sks-keyserver logo Does it happen to you, too, that there are moments where you ask yourself why others want something from you that is there already since a while? Exactly this happened with https://keyserver.opensuse.org/: the original machine was set up a long time ago to make it easier for people attending the openSUSE GPG key-signing parties, but it looks like nobody officially announced this “new service” for our users…

…and so here we are:  the openSUSE Heroes team is pleased to announce that keyserver.opensuse.org is up and running as public GPG keyserver. We are of course also part of the official keyserver pool, which means that some people might already noticed us, as they got redirected to our server with their requests. (And for those who are interested to setup their own SKS keyserver: we have also written a nice monitoring plugin that helps you keeping an eye on the pool status of your machine and the ones of your peers.)

The server may be accessed either via it’s Web interface (please ping the Heroes if you want to improve it) or via the openPGP HTTP keyserver protocol (HKP), which is normally used by GPG clients.
Try it out by calling something like:

gpg --keyserver keyserver.opensuse.org --search-keys 0xF62B7584

on the command line, or enhance your personal GPG configuration file ~/.gnupg/gpg.conf with:

keyserver hkp://keyserver.opensuse.org

and work as before with your new, preferred GPG keyserver as standard.
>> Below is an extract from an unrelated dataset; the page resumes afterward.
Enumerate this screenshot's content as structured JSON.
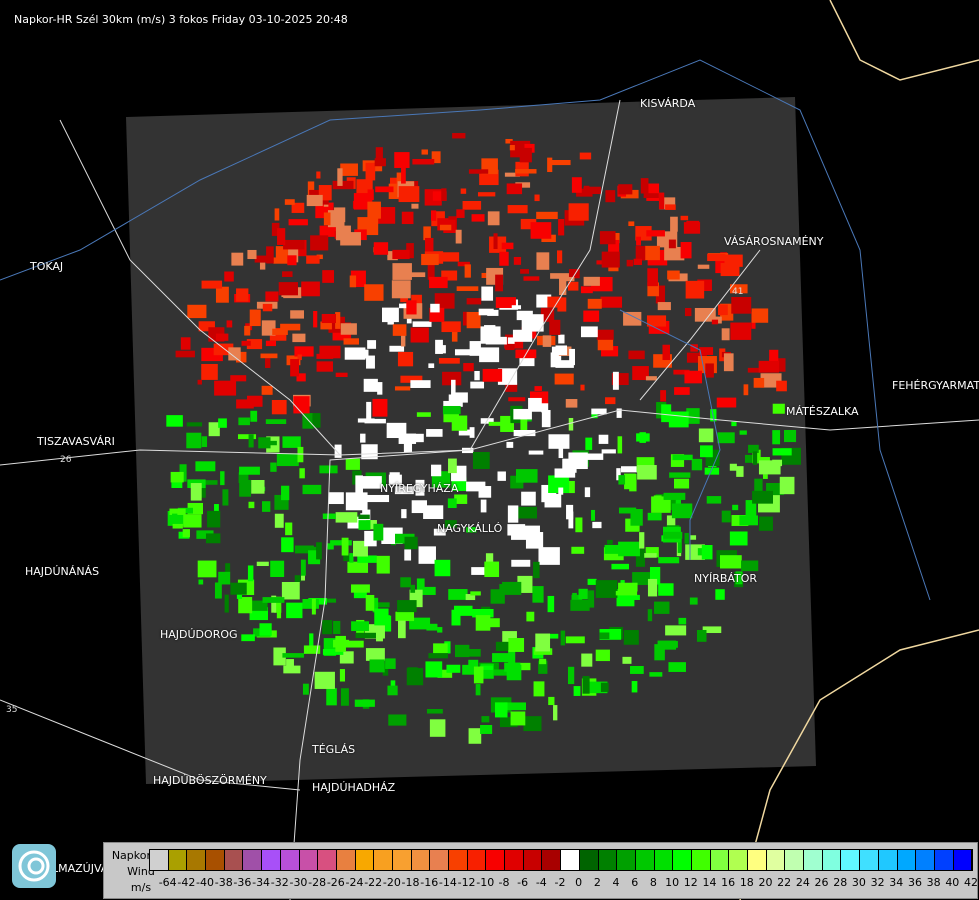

What more can we say, except “have fun en-/de-crypting your data!”